Paul said...

Hi Jake,
I also own a Lowe Alpine Sting (in OD).
The pocket is to fit a hydration bladder. "There is also no holes for routing a hydration tube out through the pack." There is, it's situated at the corner of the pouch (to your right when wearing it.) And at the side, above the 'rocketpocket' there is a small triangular flap. That's where a tube goes through. I guess it's hard to find on a camo-rucksack! ;-)
The camo-pattern is actually Dutch DPM, the rucksacks are standards for the Dutch Army. (British DPM has some minor colouring and detail differences.)

Jake said...

I stand corrected. The pouch doesn't seem like a 100 oz pouch, but after looking at it again I was able to find the hole for the hydration tube. Even knowing where it is took a few minutes of searching. Easiest to find looking from the inside. I suggested to Lowe Alpine to include an instruction guide on proper fit and all the features, so things like that aren't missed. They said it was a good idea and planned on it, but since they aren't distributing the Mil packs in the US anymore I'm not sure I'll see this.

Zloner said...

I have used this backpack during my active duty in Gaza (backpack is used by the Israeli army), and during navegations training, carrying up to 80 lbs.
It has NEVER let me down..
this is for the "heavy loaders"... great pack and review!!

Paul said...

A thing you might have figured out yourself; the straps on the sidepockets (pouches) are to be diagonally attatched.
When zipped together, you have to place the straps on the lower part on the outside, on the high part, you place the straps in the middle like so: /\ It'll fit tighter on the shoulders, so you won't have the feeling as if they're going to fall off.

Jake said...

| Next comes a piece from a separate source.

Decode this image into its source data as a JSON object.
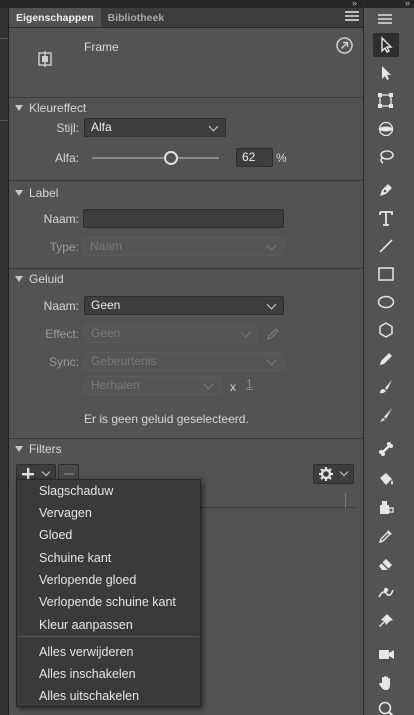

Tat does help out a lot with that feeling of it slipping off your shoulders. I did try this during the review process....the only thing I didn't like about this is that the top outer portion of the pack then tends to be more "floppy". I guess you have to experiment and see which works for your specific load out. Thank you for including this info on the page....great feedback!!!